In a report published by Sustainalytics and the sustainability nonprofit Ceres, 24 percent of the 613 largest publicly traded companies have now tied sustainability to executive compensation, up from 15 percent in 2012. “At the end of the day, people are motivated by their pocketbooks,” says Veena Ramani, Ceres senior director of corporate programs. “I think investors have come to recognize that if you want companies to take this stuff seriously, you’re going to have to link it to people’s compensation.”

The shift is part of a broader push to tie corporate social responsibility areas such as environmental, social and governance metrics, as well as labor and local community impacts, to core business models.


Source: GreenBiz.com

Edit ModuleShow Tags

More from Natural Awakenings

Gardening Asanas

Overdoing garden work can produce aches and pains, but by integrating yoga positions while planting and weeding, we can emerge pain-free after hours of being on our knees and bending.

Indigenous Wisdom

Indigenous elders from around the world meet together to pass down four sacred gifts of wisdom we would do well to heed.

Nature’s Remedies

Creatures in the wild ranging from microbes to elephants cope with parasites, pests and pain using natural substances; it all suggests why our preserving the natural world is good for us, too.

Healthy Climate, Healthy People

As the Earth slowly heats up, we’re being affected by rising allergens, disaster-related trauma and the increase in insects carrying dangerous diseases.

Whole Grains Help Us Eat Less
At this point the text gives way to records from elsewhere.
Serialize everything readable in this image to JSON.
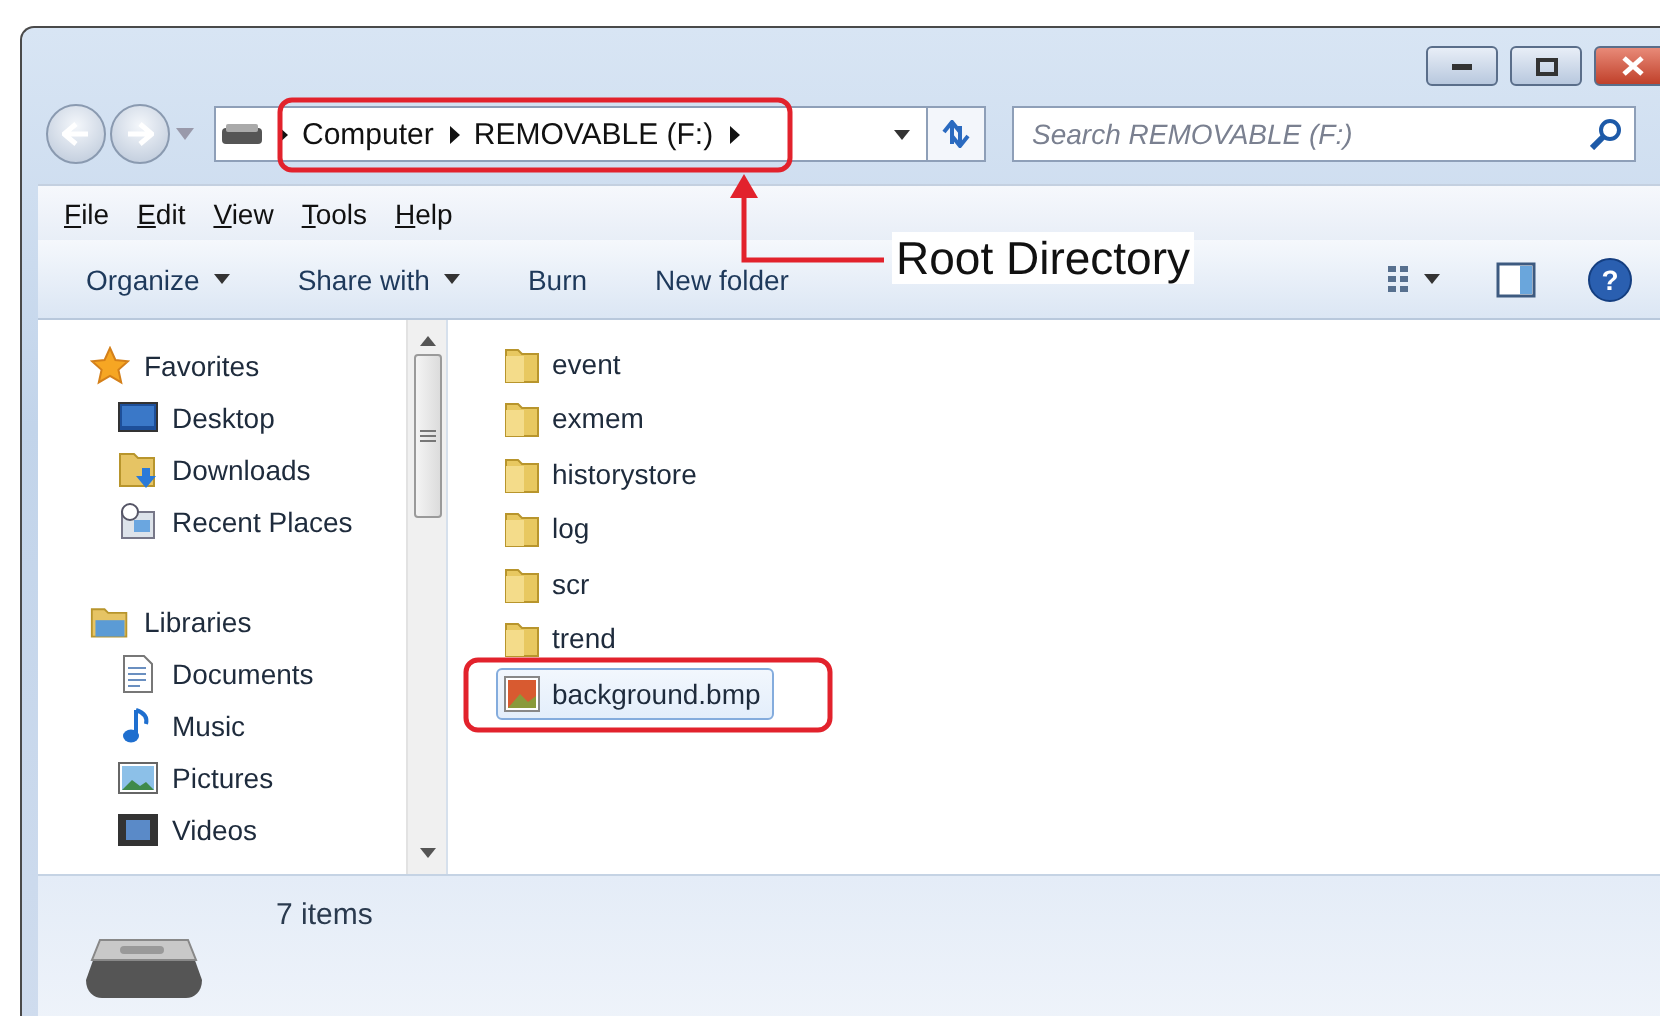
{
  "address": {
    "crumbs": [
      "Computer",
      "REMOVABLE (F:)"
    ]
  },
  "search": {
    "placeholder": "Search REMOVABLE (F:)"
  },
  "menu": [
    "File",
    "Edit",
    "View",
    "Tools",
    "Help"
  ],
  "commands": [
    {
      "label": "Organize",
      "dropdown": true
    },
    {
      "label": "Share with",
      "dropdown": true
    },
    {
      "label": "Burn",
      "dropdown": false
    },
    {
      "label": "New folder",
      "dropdown": false
    }
  ],
  "navigation": {
    "groups": [
      {
        "label": "Favorites",
        "kind": "favorites",
        "children": [
          {
            "label": "Desktop",
            "kind": "desktop"
          },
          {
            "label": "Downloads",
            "kind": "downloads"
          },
          {
            "label": "Recent Places",
            "kind": "recent"
          }
        ]
      },
      {
        "label": "Libraries",
        "kind": "libraries",
        "children": [
          {
            "label": "Documents",
            "kind": "documents"
          },
          {
            "label": "Music",
            "kind": "music"
          },
          {
            "label": "Pictures",
            "kind": "pictures"
          },
          {
            "label": "Videos",
            "kind": "videos"
          }
        ]
      }
    ]
  },
  "files": [
    {
      "name": "event",
      "kind": "folder",
      "selected": false
    },
    {
      "name": "exmem",
      "kind": "folder",
      "selected": false
    },
    {
      "name": "historystore",
      "kind": "folder",
      "selected": false
    },
    {
      "name": "log",
      "kind": "folder",
      "selected": false
    },
    {
      "name": "scr",
      "kind": "folder",
      "selected": false
    },
    {
      "name": "trend",
      "kind": "folder",
      "selected": false
    },
    {
      "name": "background.bmp",
      "kind": "image",
      "selected": true
    }
  ],
  "help_button": {
    "label": "?"
  },
  "status_bar": {
    "count": "7 items"
  },
  "annotation": {
    "label": "Root Directory"
  }
}
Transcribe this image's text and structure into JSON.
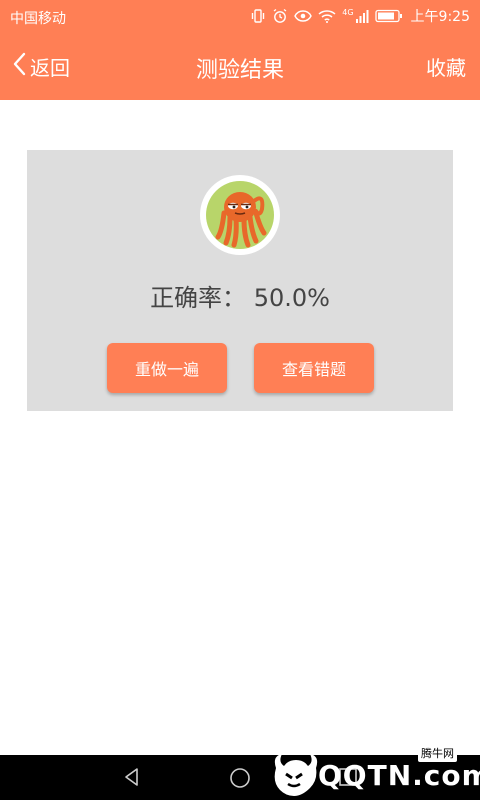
{
  "status_bar": {
    "carrier": "中国移动",
    "network": "4G",
    "time": "上午9:25"
  },
  "header": {
    "back_label": "返回",
    "title": "测验结果",
    "favorite_label": "收藏"
  },
  "result": {
    "accuracy_text": "正确率： 50.0%",
    "redo_label": "重做一遍",
    "view_wrong_label": "查看错题"
  },
  "watermark": {
    "text": "QQTN.com",
    "chinese": "腾牛网"
  },
  "colors": {
    "accent": "#ff7f55",
    "card_bg": "#dddddd",
    "text": "#444444"
  },
  "icons": [
    "vibrate-icon",
    "alarm-icon",
    "eye-icon",
    "wifi-icon",
    "signal-icon",
    "battery-icon",
    "back-chevron-icon",
    "octopus-avatar",
    "nav-back-icon",
    "nav-home-icon",
    "nav-recents-icon"
  ]
}
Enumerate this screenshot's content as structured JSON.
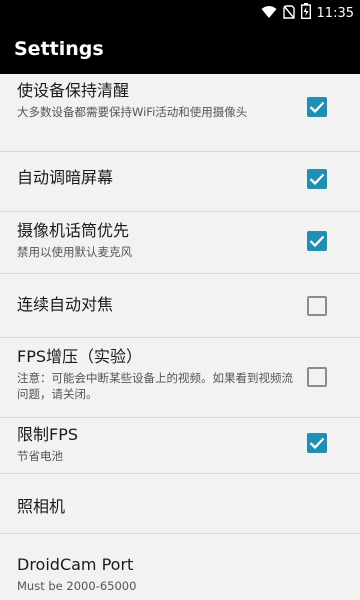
{
  "status_bar": {
    "time": "11:35",
    "icons": [
      "wifi-icon",
      "no-sim-icon",
      "battery-icon"
    ]
  },
  "app_bar": {
    "title": "Settings"
  },
  "settings": [
    {
      "title": "使设备保持清醒",
      "summary": "大多数设备都需要保持WiFi活动和使用摄像头",
      "checked": true
    },
    {
      "title": "自动调暗屏幕",
      "summary": "",
      "checked": true
    },
    {
      "title": "摄像机话筒优先",
      "summary": "禁用以使用默认麦克风",
      "checked": true
    },
    {
      "title": "连续自动对焦",
      "summary": "",
      "checked": false
    },
    {
      "title": "FPS增压（实验）",
      "summary": "注意：可能会中断某些设备上的视频。如果看到视频流问题，请关闭。",
      "checked": false
    },
    {
      "title": "限制FPS",
      "summary": "节省电池",
      "checked": true
    },
    {
      "title": "照相机",
      "summary": ""
    },
    {
      "title": "DroidCam Port",
      "summary": "Must be 2000-65000"
    }
  ],
  "colors": {
    "accent": "#1f8fb4",
    "bar": "#000000",
    "background": "#f2f2f2"
  }
}
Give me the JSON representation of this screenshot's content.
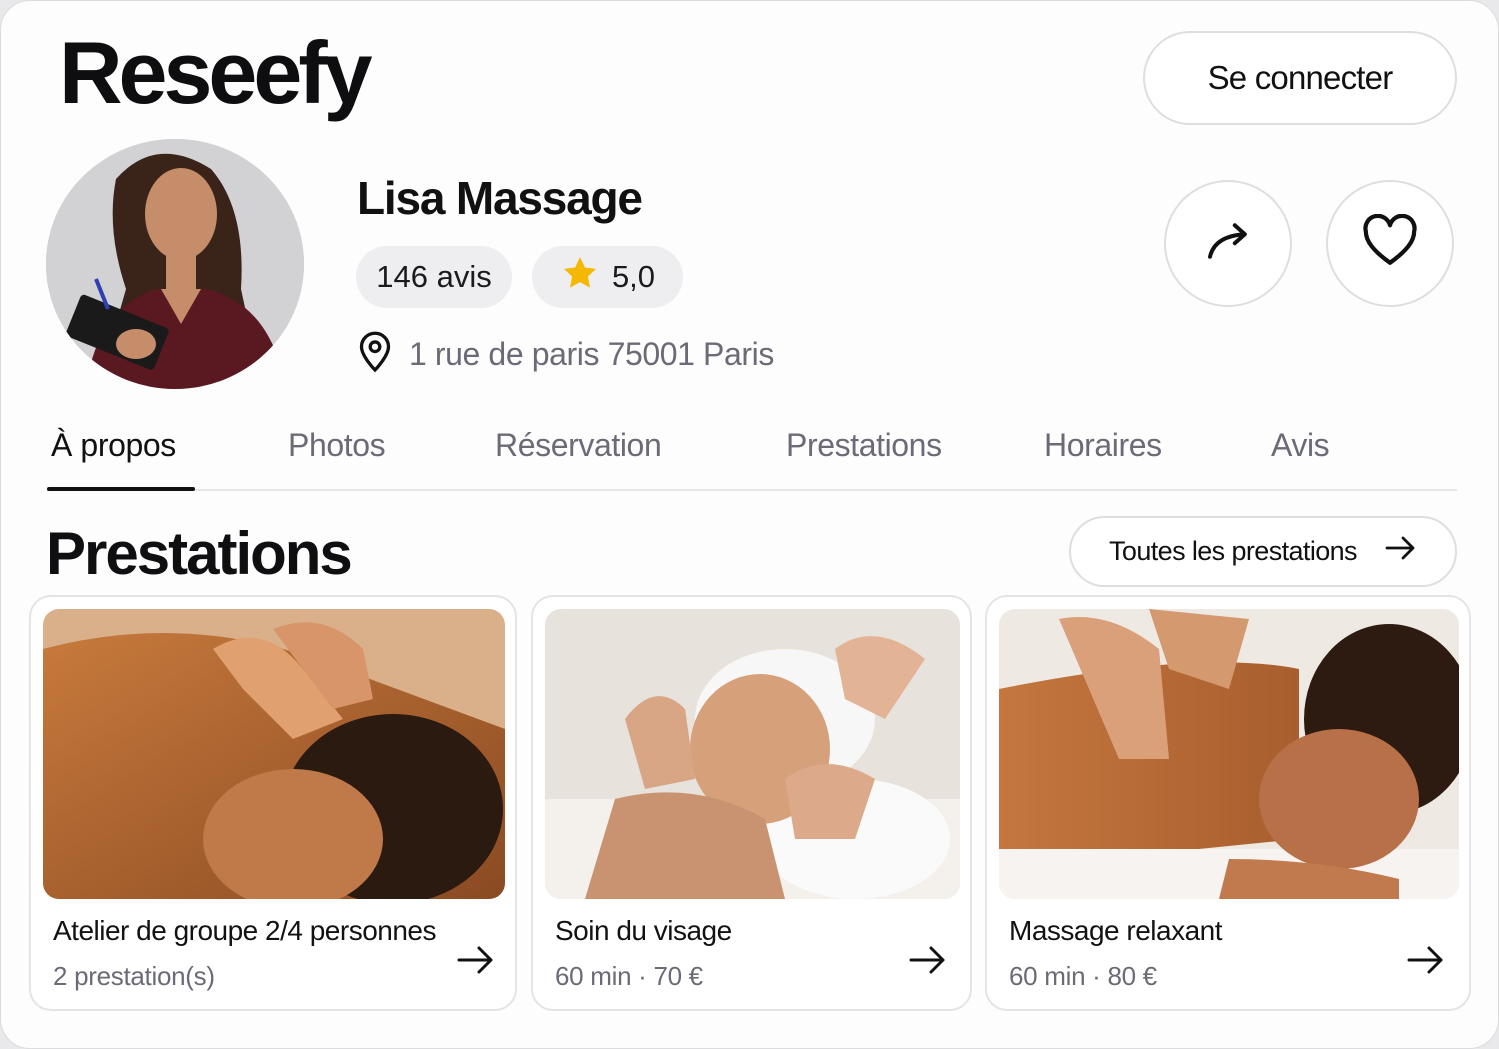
{
  "app": {
    "logo": "Reseefy"
  },
  "header": {
    "login_label": "Se connecter"
  },
  "profile": {
    "name": "Lisa Massage",
    "reviews_label": "146 avis",
    "rating": "5,0",
    "address": "1 rue de paris 75001 Paris"
  },
  "tabs": [
    {
      "label": "À propos",
      "active": true
    },
    {
      "label": "Photos"
    },
    {
      "label": "Réservation"
    },
    {
      "label": "Prestations"
    },
    {
      "label": "Horaires"
    },
    {
      "label": "Avis"
    }
  ],
  "services": {
    "title": "Prestations",
    "all_label": "Toutes les prestations",
    "items": [
      {
        "title": "Atelier de groupe 2/4 personnes",
        "subtitle": "2 prestation(s)"
      },
      {
        "title": "Soin du visage",
        "subtitle": "60 min · 70 €"
      },
      {
        "title": "Massage relaxant",
        "subtitle": "60 min · 80 €"
      }
    ]
  },
  "colors": {
    "text": "#111114",
    "muted": "#6b6b78",
    "star": "#f5b800",
    "border": "#dedee2",
    "pill_bg": "#eeeef0"
  },
  "icons": [
    "share-arrow-icon",
    "heart-icon",
    "star-icon",
    "location-pin-icon",
    "arrow-right-icon"
  ]
}
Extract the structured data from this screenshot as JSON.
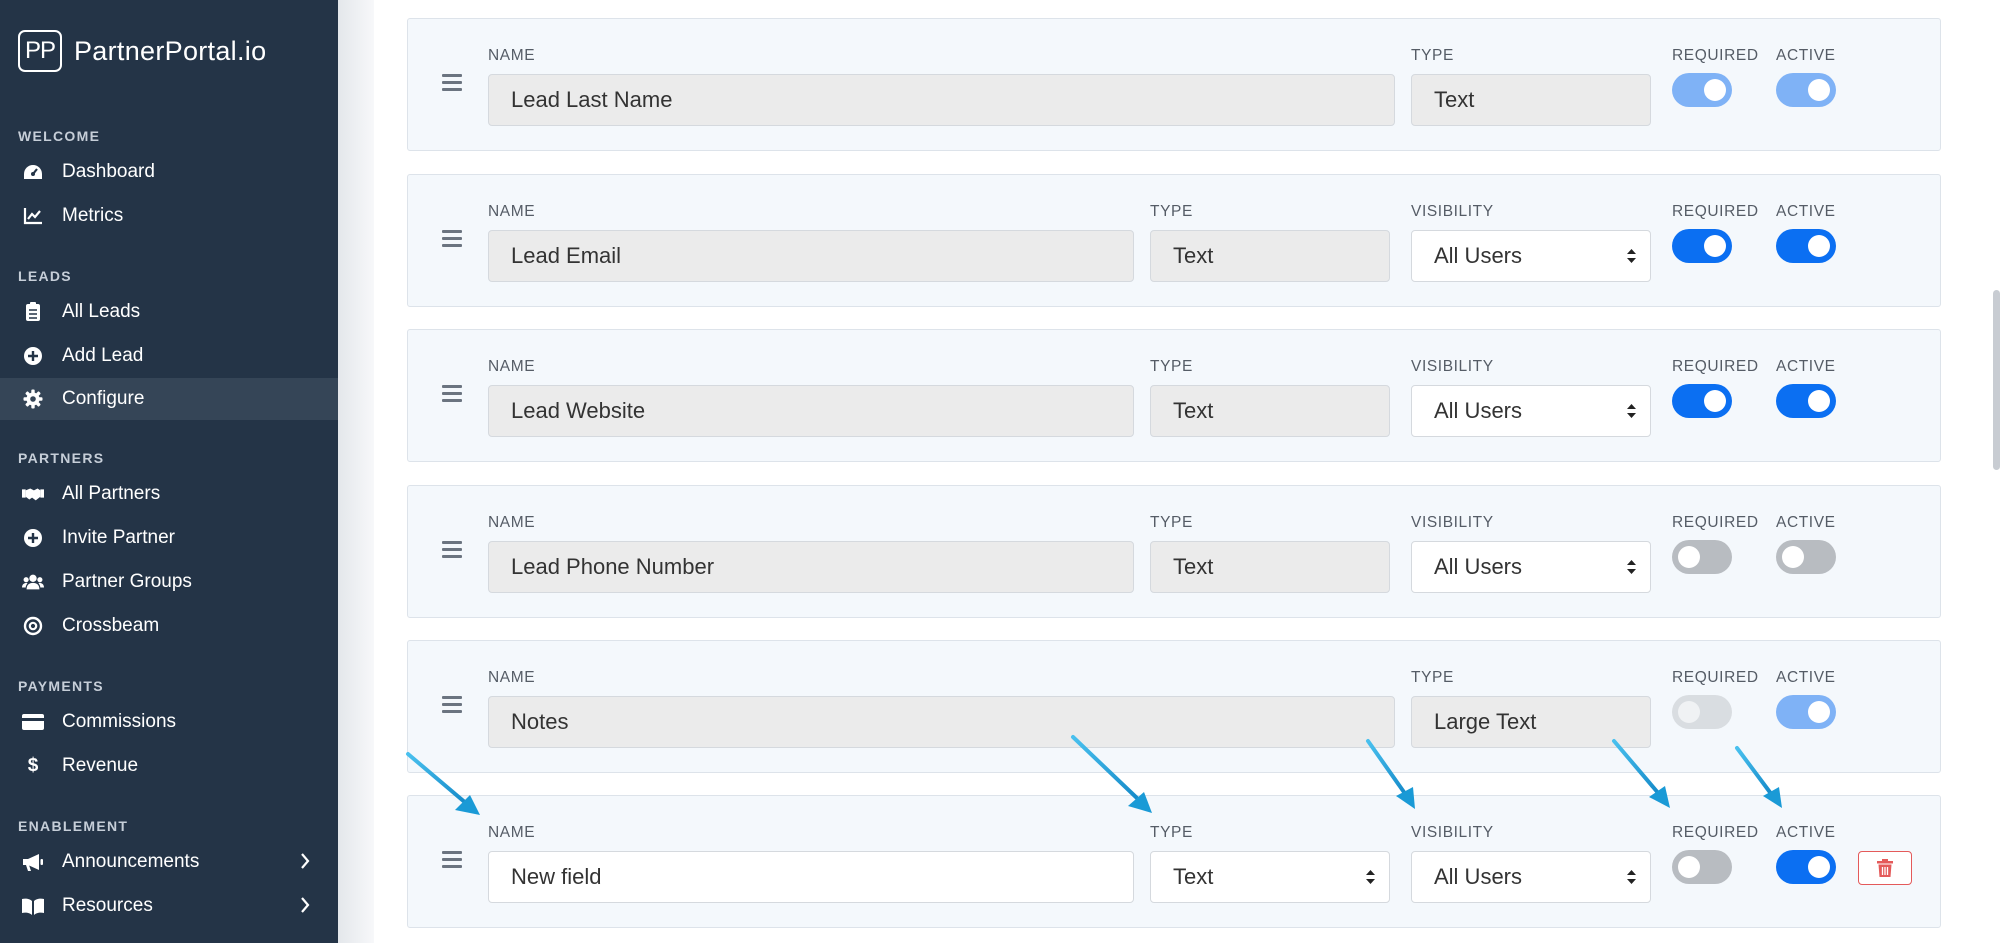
{
  "brand": {
    "logo": "PP",
    "name": "PartnerPortal.io"
  },
  "sidebar": {
    "sections": [
      {
        "label": "WELCOME",
        "items": [
          {
            "label": "Dashboard",
            "icon": "dashboard-icon"
          },
          {
            "label": "Metrics",
            "icon": "chart-line-icon"
          }
        ]
      },
      {
        "label": "LEADS",
        "items": [
          {
            "label": "All Leads",
            "icon": "clipboard-list-icon"
          },
          {
            "label": "Add Lead",
            "icon": "plus-circle-icon"
          },
          {
            "label": "Configure",
            "icon": "gear-icon",
            "active": true
          }
        ]
      },
      {
        "label": "PARTNERS",
        "items": [
          {
            "label": "All Partners",
            "icon": "handshake-icon"
          },
          {
            "label": "Invite Partner",
            "icon": "plus-circle-icon"
          },
          {
            "label": "Partner Groups",
            "icon": "users-icon"
          },
          {
            "label": "Crossbeam",
            "icon": "crossbeam-icon"
          }
        ]
      },
      {
        "label": "PAYMENTS",
        "items": [
          {
            "label": "Commissions",
            "icon": "credit-card-icon"
          },
          {
            "label": "Revenue",
            "icon": "dollar-icon"
          }
        ]
      },
      {
        "label": "ENABLEMENT",
        "items": [
          {
            "label": "Announcements",
            "icon": "megaphone-icon",
            "chevron": true
          },
          {
            "label": "Resources",
            "icon": "book-icon",
            "chevron": true
          }
        ]
      }
    ]
  },
  "labels": {
    "name": "NAME",
    "type": "TYPE",
    "visibility": "VISIBILITY",
    "required": "REQUIRED",
    "active": "ACTIVE"
  },
  "fields": [
    {
      "name": "Lead Last Name",
      "type": "Text",
      "required": true,
      "active": true,
      "muted": true
    },
    {
      "name": "Lead Email",
      "type": "Text",
      "visibility": "All Users",
      "required": true,
      "active": true
    },
    {
      "name": "Lead Website",
      "type": "Text",
      "visibility": "All Users",
      "required": true,
      "active": true
    },
    {
      "name": "Lead Phone Number",
      "type": "Text",
      "visibility": "All Users",
      "required": false,
      "active": false
    },
    {
      "name": "Notes",
      "type": "Large Text",
      "required": false,
      "active": true,
      "muted": true
    },
    {
      "name": "New field",
      "type": "Text",
      "visibility": "All Users",
      "required": false,
      "active": true,
      "editable": true
    }
  ],
  "colors": {
    "sidebar": "#243447",
    "toggle_on": "#0b6ff2",
    "arrow": "#1a9ad6",
    "delete": "#e45a5a"
  }
}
When overweight Danes exchanged refined grain products such as white bread and pasta for whole-grain equivalents, they tended to feel full sooner, eat less, lose weight and have less inflammation.
Edit ModuleShow Tags
Edit ModuleShow Tags